The exhibition will also hold a series of supporting demonstrations and workshops conducted by printmakers as part of the public programs offered by the Gallery. Regional Marks is part of the national celebration of print scheduled throughout 2016 and is supported by Sunshine Coast Council. Regional Marks in association with the Print Council of Australia’s 2016 Year of Print 

 

 

Exciting New Event Comes to Maleny – Knitfest 2016! The Sunshine Coast hinterland town of Maleny will come alive June 10th – 12th this year with a magical celebration of winter arts and crafts. KNITFEST – Yarn and Fibre Arts Festival, is aimed at giving visitors a chance to discover new skills and creativity using yarns and fibres. 

A fun day out for the whole family. The town’s beautiful streetscape will literally be wrapped in art, as the Knitfest Team yarnbomb trees, buildings and inanimate objects. A special treat will be the 7 foot high yarn and fibre decorated lanterns which will light up the night. 

The festival will also involve workshops, master classes, guest speakers from craft groups, knitting for causes groups, forums, music, craft and suitcase markets, trade stalls, demonstrations, competitions, displays and street theatre. Ride the Knitfest Mystic Bus as it weaves it’s way around the main attractions in the township, as well as taking visitors to Maleny Cheese, Maleny Mountain Wines and the spectacular Maleny Botanic Gardens. Yarnbombing will be a showcase feature of the festival, and our Knitfest
volunteers have been working hard to prepare the many yarnbombing projects for this year’s event. 


A sneak peak – the Maleny Police Station will be yarnbombed with a DR WHO TARDIS theme, their very own Police Box . Knitfest’s yarnbombing workshop volunteers meet every Thursday in Maleny. If you would like to become involved, sell your crafts or enter the many competitions in this creative festival, please see contact details below, all ages welcome. Make contact through Facebook at Knitfest, go to www.knitfest.com.au, or contact the festival Director Deborah Swain at knitfest@hotmail.com. 

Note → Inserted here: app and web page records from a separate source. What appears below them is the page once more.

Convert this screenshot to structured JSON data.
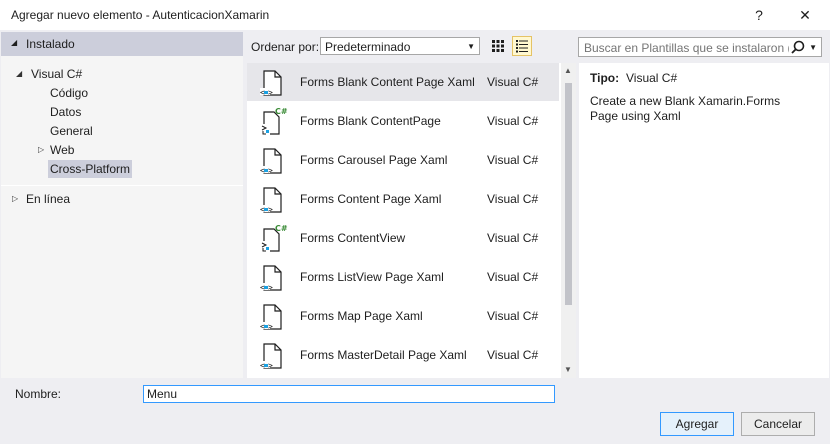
{
  "window": {
    "title": "Agregar nuevo elemento - AutenticacionXamarin",
    "help_label": "?",
    "close_label": "✕"
  },
  "left": {
    "header_label": "Instalado",
    "tree": [
      {
        "label": "Visual C#",
        "level": 0,
        "expander": "◢"
      },
      {
        "label": "Código",
        "level": 1
      },
      {
        "label": "Datos",
        "level": 1
      },
      {
        "label": "General",
        "level": 1
      },
      {
        "label": "Web",
        "level": 1,
        "expander": "▷"
      },
      {
        "label": "Cross-Platform",
        "level": 1,
        "selected": true
      }
    ],
    "online_label": "En línea",
    "online_expander": "▷"
  },
  "toolbar": {
    "sort_label": "Ordenar por:",
    "sort_value": "Predeterminado"
  },
  "search": {
    "placeholder": "Buscar en Plantillas que se instalaron (C"
  },
  "templates": [
    {
      "name": "Forms Blank Content Page Xaml",
      "lang": "Visual C#",
      "icon": "xaml-page-icon",
      "selected": true
    },
    {
      "name": "Forms Blank ContentPage",
      "lang": "Visual C#",
      "icon": "csharp-page-icon"
    },
    {
      "name": "Forms Carousel Page Xaml",
      "lang": "Visual C#",
      "icon": "xaml-page-icon"
    },
    {
      "name": "Forms Content Page Xaml",
      "lang": "Visual C#",
      "icon": "xaml-page-icon"
    },
    {
      "name": "Forms ContentView",
      "lang": "Visual C#",
      "icon": "csharp-page-icon"
    },
    {
      "name": "Forms ListView Page Xaml",
      "lang": "Visual C#",
      "icon": "xaml-page-icon"
    },
    {
      "name": "Forms Map Page Xaml",
      "lang": "Visual C#",
      "icon": "xaml-page-icon"
    },
    {
      "name": "Forms MasterDetail Page Xaml",
      "lang": "Visual C#",
      "icon": "xaml-page-icon"
    }
  ],
  "details": {
    "type_label": "Tipo:",
    "type_value": "Visual C#",
    "description": "Create a new Blank Xamarin.Forms Page using Xaml"
  },
  "footer": {
    "name_label": "Nombre:",
    "name_value": "Menu",
    "add_label": "Agregar",
    "cancel_label": "Cancelar"
  },
  "colors": {
    "accent": "#3399ff",
    "selection": "#cccedb",
    "csharp_green": "#388a34"
  }
}
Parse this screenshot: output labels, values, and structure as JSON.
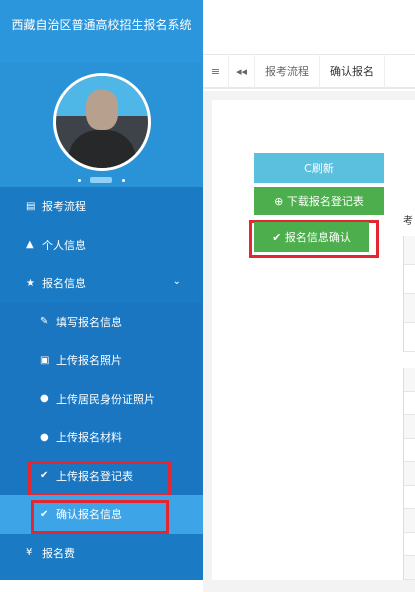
{
  "sidebar": {
    "system_title": "西藏自治区普通高校招生报名系统",
    "items": [
      {
        "label": "报考流程",
        "icon": "list-icon",
        "glyph": "▤",
        "level": "top"
      },
      {
        "label": "个人信息",
        "icon": "user-icon",
        "glyph": "▲",
        "level": "top"
      },
      {
        "label": "报名信息",
        "icon": "star-icon",
        "glyph": "★",
        "level": "top",
        "expanded": true,
        "chevron": "⌄"
      },
      {
        "label": "填写报名信息",
        "icon": "edit-icon",
        "glyph": "✎",
        "level": "sub"
      },
      {
        "label": "上传报名照片",
        "icon": "image-icon",
        "glyph": "▣",
        "level": "sub"
      },
      {
        "label": "上传居民身份证照片",
        "icon": "upload-circle-icon",
        "glyph": "●",
        "level": "sub"
      },
      {
        "label": "上传报名材料",
        "icon": "upload-circle-icon",
        "glyph": "●",
        "level": "sub"
      },
      {
        "label": "上传报名登记表",
        "icon": "check-icon",
        "glyph": "✔",
        "level": "sub",
        "highlighted": true
      },
      {
        "label": "确认报名信息",
        "icon": "check-icon",
        "glyph": "✔",
        "level": "sub",
        "active": true,
        "highlighted": true
      },
      {
        "label": "报名费",
        "icon": "yen-icon",
        "glyph": "¥",
        "level": "top"
      }
    ]
  },
  "tabbar": {
    "menu_glyph": "≡",
    "back_glyph": "◂◂",
    "tabs": [
      {
        "label": "报考流程"
      },
      {
        "label": "确认报名"
      }
    ]
  },
  "actions": {
    "refresh_label": "C刷新",
    "download_label": "⊕ 下载报名登记表",
    "confirm_label": "✔ 报名信息确认"
  },
  "content": {
    "side_label": "考"
  },
  "colors": {
    "sidebar_bg": "#1a7bc4",
    "sidebar_active": "#3ea4e8",
    "highlight_border": "#e3262f",
    "refresh_btn": "#5bc0de",
    "success_btn": "#4cae4c"
  }
}
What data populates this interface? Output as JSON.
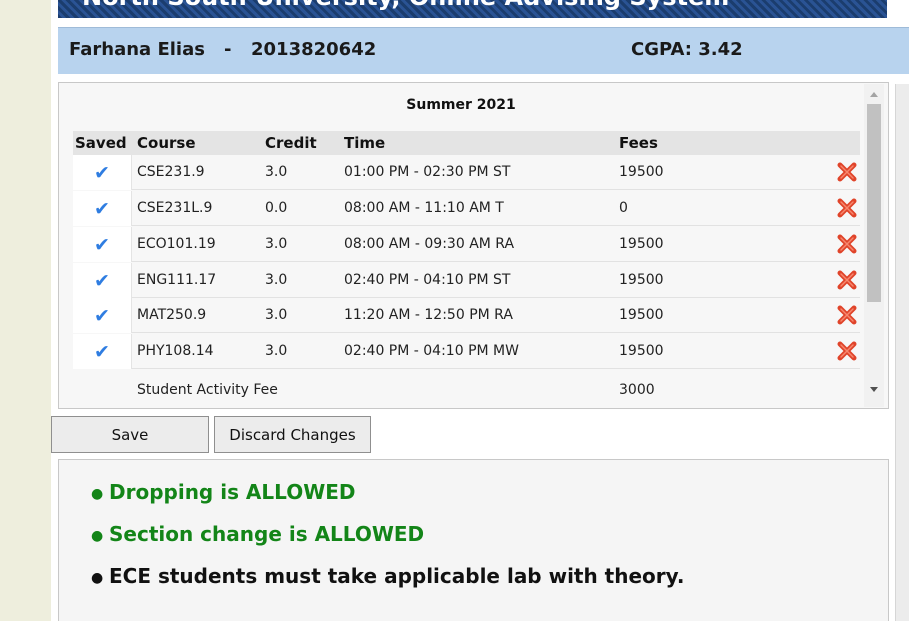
{
  "header": {
    "system_title": "North South University, Online Advising System"
  },
  "student": {
    "name": "Farhana Elias",
    "separator": "-",
    "id": "2013820642",
    "cgpa_label": "CGPA: 3.42"
  },
  "schedule": {
    "semester": "Summer 2021",
    "columns": {
      "saved": "Saved",
      "course": "Course",
      "credit": "Credit",
      "time": "Time",
      "fees": "Fees"
    },
    "rows": [
      {
        "saved_icon": "check-icon",
        "course": "CSE231.9",
        "credit": "3.0",
        "time": "01:00 PM - 02:30 PM ST",
        "fees": "19500"
      },
      {
        "saved_icon": "check-icon",
        "course": "CSE231L.9",
        "credit": "0.0",
        "time": "08:00 AM - 11:10 AM T",
        "fees": "0"
      },
      {
        "saved_icon": "check-icon",
        "course": "ECO101.19",
        "credit": "3.0",
        "time": "08:00 AM - 09:30 AM RA",
        "fees": "19500"
      },
      {
        "saved_icon": "check-icon",
        "course": "ENG111.17",
        "credit": "3.0",
        "time": "02:40 PM - 04:10 PM ST",
        "fees": "19500"
      },
      {
        "saved_icon": "check-icon",
        "course": "MAT250.9",
        "credit": "3.0",
        "time": "11:20 AM - 12:50 PM RA",
        "fees": "19500"
      },
      {
        "saved_icon": "check-icon",
        "course": "PHY108.14",
        "credit": "3.0",
        "time": "02:40 PM - 04:10 PM MW",
        "fees": "19500"
      }
    ],
    "activity_fee": {
      "label": "Student Activity Fee",
      "amount": "3000"
    }
  },
  "buttons": {
    "save": "Save",
    "discard": "Discard Changes"
  },
  "notices": [
    {
      "text": "Dropping is ALLOWED",
      "color": "#138518"
    },
    {
      "text": "Section change is ALLOWED",
      "color": "#138518"
    },
    {
      "text": "ECE students must take applicable lab with theory.",
      "color": "#111111"
    }
  ],
  "colors": {
    "banner": "#1b3d6e",
    "student_bar": "#b8d3ee",
    "check": "#2f7de1",
    "delete": "#e0442a",
    "allowed": "#138518"
  },
  "icons": {
    "saved": "check-icon",
    "remove": "delete-x-icon"
  }
}
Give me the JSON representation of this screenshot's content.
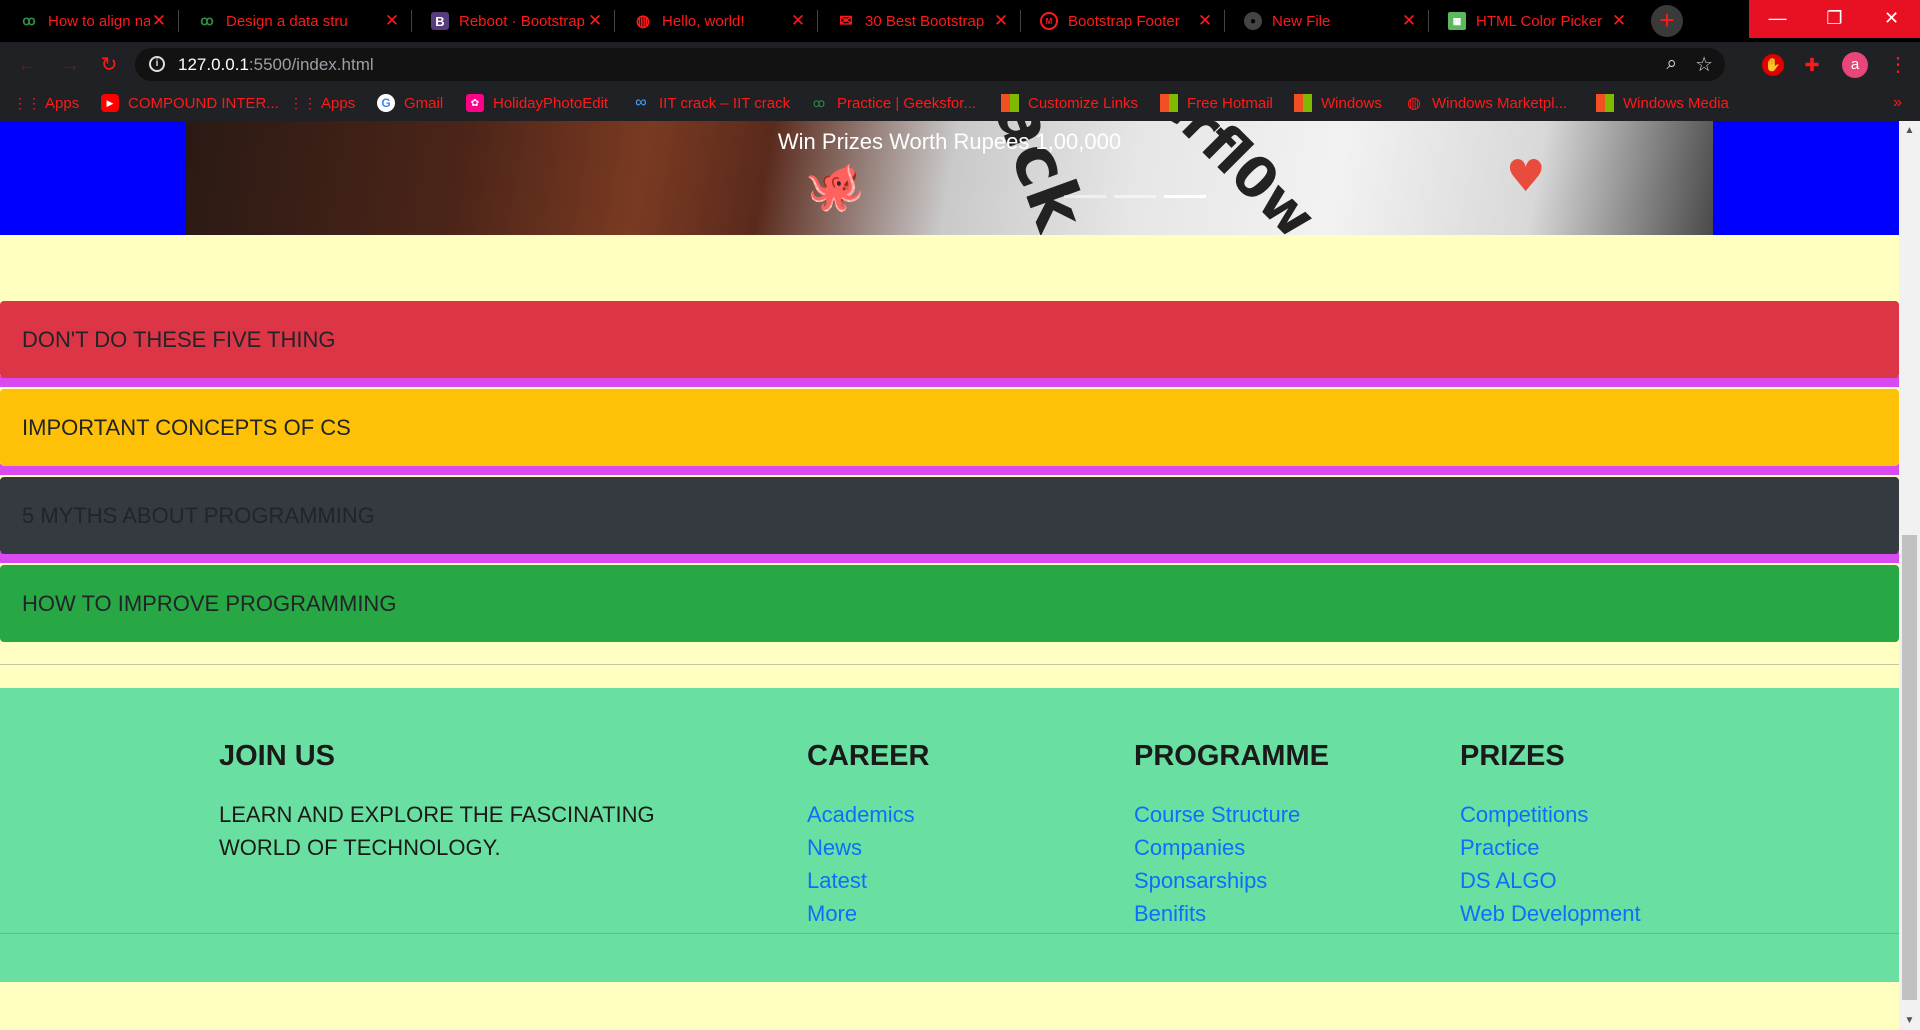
{
  "browser": {
    "tabs": [
      {
        "title": "How to align navb",
        "icon": "geeksforgeeks-icon"
      },
      {
        "title": "Design a data stru",
        "icon": "geeksforgeeks-icon"
      },
      {
        "title": "Reboot · Bootstrap",
        "icon": "bootstrap-icon",
        "icon_char": "B"
      },
      {
        "title": "Hello, world!",
        "icon": "globe-icon"
      },
      {
        "title": "30 Best Bootstrap",
        "icon": "mail-icon"
      },
      {
        "title": "Bootstrap Footer",
        "icon": "mdb-icon"
      },
      {
        "title": "New File",
        "icon": "github-icon"
      },
      {
        "title": "HTML Color Picker",
        "icon": "color-picker-icon"
      }
    ],
    "url_host": "127.0.0.1",
    "url_path": ":5500/index.html",
    "profile_initial": "a",
    "bookmarks": [
      {
        "label": "Apps",
        "icon": "apps-grid-icon"
      },
      {
        "label": "COMPOUND INTER...",
        "icon": "youtube-icon"
      },
      {
        "label": "Apps",
        "icon": "apps-grid-icon"
      },
      {
        "label": "Gmail",
        "icon": "google-icon"
      },
      {
        "label": "HolidayPhotoEdit",
        "icon": "photo-edit-icon"
      },
      {
        "label": "IIT crack – IIT crack",
        "icon": "infinity-icon"
      },
      {
        "label": "Practice | Geeksfor...",
        "icon": "geeksforgeeks-icon"
      },
      {
        "label": "Customize Links",
        "icon": "windows-icon"
      },
      {
        "label": "Free Hotmail",
        "icon": "windows-icon"
      },
      {
        "label": "Windows",
        "icon": "windows-icon"
      },
      {
        "label": "Windows Marketpl...",
        "icon": "globe-icon"
      },
      {
        "label": "Windows Media",
        "icon": "windows-icon"
      }
    ],
    "more_bookmarks": "»"
  },
  "carousel": {
    "caption": "Win Prizes Worth Rupees 1,00,000",
    "slides_count": 3,
    "active_slide": 3
  },
  "bars": [
    {
      "label": "DON'T DO THESE FIVE THING",
      "bg": "#dc3545",
      "fg": "#212529"
    },
    {
      "label": "IMPORTANT CONCEPTS OF CS",
      "bg": "#ffc107",
      "fg": "#212529"
    },
    {
      "label": "5 MYTHS ABOUT PROGRAMMING",
      "bg": "#343a40",
      "fg": "#212529"
    },
    {
      "label": "HOW TO IMPROVE PROGRAMMING",
      "bg": "#28a745",
      "fg": "#212529"
    }
  ],
  "footer": {
    "join": {
      "heading": "JOIN US",
      "text": "LEARN AND EXPLORE THE FASCINATING WORLD OF TECHNOLOGY."
    },
    "career": {
      "heading": "CAREER",
      "links": [
        "Academics",
        "News",
        "Latest",
        "More"
      ]
    },
    "programme": {
      "heading": "PROGRAMME",
      "links": [
        "Course Structure",
        "Companies",
        "Sponsarships",
        "Benifits"
      ]
    },
    "prizes": {
      "heading": "PRIZES",
      "links": [
        "Competitions",
        "Practice",
        "DS ALGO",
        "Web Development"
      ]
    }
  },
  "colors": {
    "page_bg": "#ffffc2",
    "carousel_band": "#0000ff",
    "bar_gap": "#d94af0",
    "footer_bg": "#69e0a2",
    "link": "#0d6efd",
    "chrome_accent": "#ff1a1a"
  }
}
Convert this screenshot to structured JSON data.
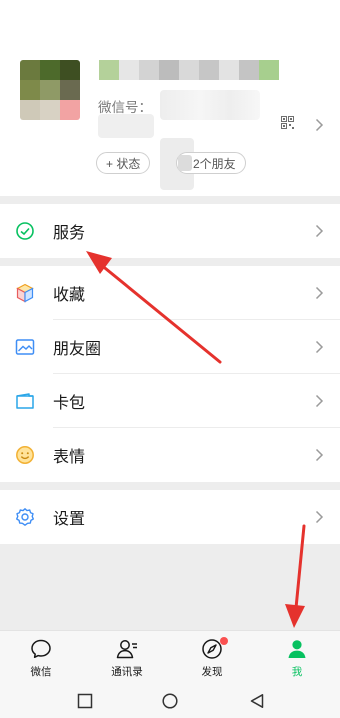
{
  "profile": {
    "wechat_id_label": "微信号：",
    "status_label": "+ 状态",
    "friends_label": "2个朋友"
  },
  "menu": {
    "service": "服务",
    "favorites": "收藏",
    "moments": "朋友圈",
    "cards": "卡包",
    "stickers": "表情",
    "settings": "设置"
  },
  "tabbar": {
    "chats": "微信",
    "contacts": "通讯录",
    "discover": "发现",
    "me": "我"
  },
  "colors": {
    "accent_green": "#07c160",
    "badge_red": "#fa5151",
    "annotation_red": "#e5322d",
    "page_gray": "#ededed"
  },
  "icons": [
    "service-icon",
    "favorites-icon",
    "moments-icon",
    "cards-icon",
    "stickers-icon",
    "settings-icon",
    "qr-code-icon",
    "chevron-right-icon",
    "chat-bubble-icon",
    "contacts-icon",
    "compass-icon",
    "person-icon",
    "square-nav-icon",
    "circle-nav-icon",
    "back-triangle-icon"
  ]
}
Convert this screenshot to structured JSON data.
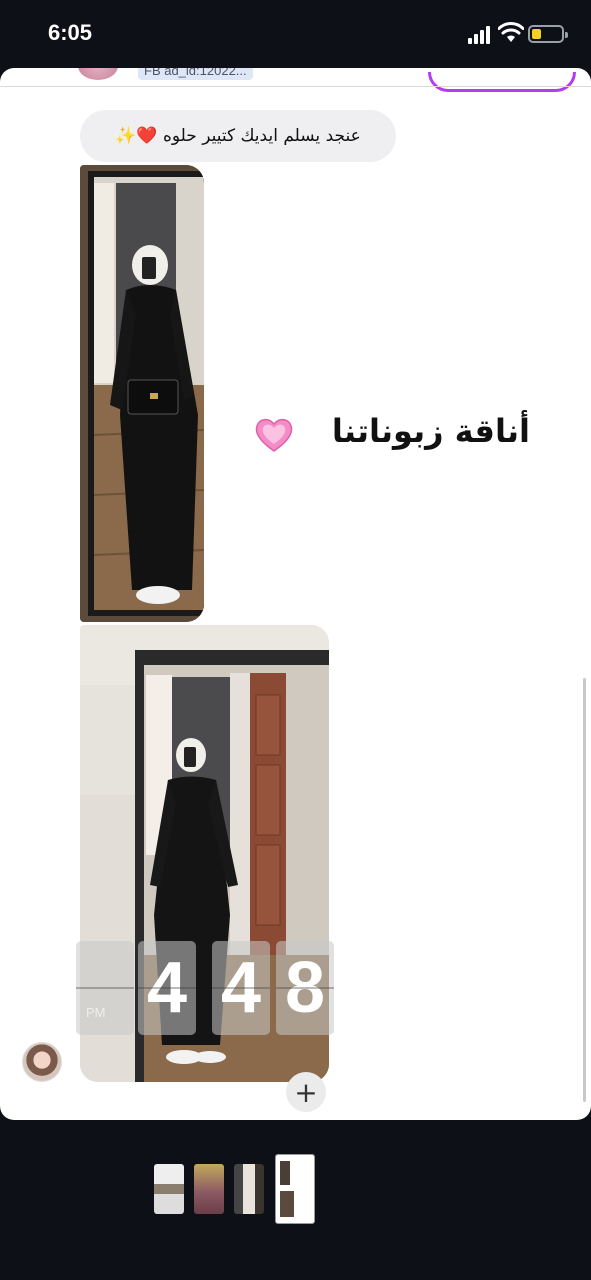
{
  "status_bar": {
    "time": "6:05",
    "battery_color": "#f5d020"
  },
  "story": {
    "ad_label": "FB ad_id:12022...",
    "reply_message": "عنجد يسلم ايديك كتيير حلوه ❤️✨",
    "caption": "أناقة زبوناتنا",
    "caption_emoji": "heart-sparkle",
    "clock": {
      "digits": [
        "4",
        "4",
        "8"
      ],
      "period": "PM"
    },
    "add_label": "+",
    "accent_color": "#b43cf0"
  },
  "thumbnails": [
    {
      "id": 1,
      "selected": false
    },
    {
      "id": 2,
      "selected": false
    },
    {
      "id": 3,
      "selected": false
    },
    {
      "id": 4,
      "selected": true
    }
  ]
}
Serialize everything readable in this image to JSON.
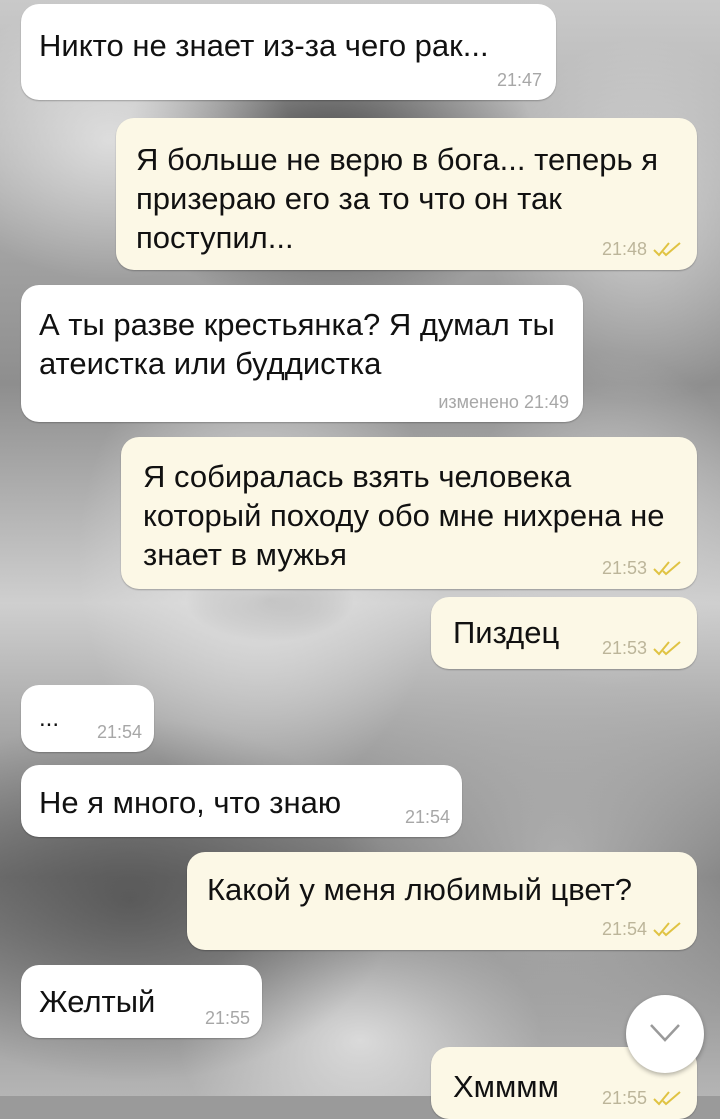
{
  "messages": [
    {
      "side": "in",
      "text": "Никто не знает из-за чего рак...",
      "time": "21:47"
    },
    {
      "side": "out",
      "text": "Я больше не верю в бога... теперь я призераю его за то что он так поступил...",
      "time": "21:48"
    },
    {
      "side": "in",
      "text": "А ты разве крестьянка? Я думал ты атеистка или буддистка",
      "edited": "изменено",
      "time": "21:49"
    },
    {
      "side": "out",
      "text": "Я собиралась взять человека который походу обо мне нихрена не знает в мужья",
      "time": "21:53"
    },
    {
      "side": "out",
      "text": "Пиздец",
      "time": "21:53"
    },
    {
      "side": "in",
      "text": "...",
      "time": "21:54"
    },
    {
      "side": "in",
      "text": "Не я много, что знаю",
      "time": "21:54"
    },
    {
      "side": "out",
      "text": "Какой у меня любимый цвет?",
      "time": "21:54"
    },
    {
      "side": "in",
      "text": "Желтый",
      "time": "21:55"
    },
    {
      "side": "out",
      "text": "Хмммм",
      "time": "21:55"
    }
  ],
  "icons": {
    "read_receipt": "double-check-icon",
    "scroll_down": "chevron-down-icon"
  },
  "colors": {
    "incoming_bubble": "#ffffff",
    "outgoing_bubble": "#fcf8e6",
    "check": "#e0c343",
    "time_text": "#a7a7a7"
  }
}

Knitfest – Yarn & Fibre Arts Festival
10 June – 12 June
Maleny
Free

Creativity, Community, Culture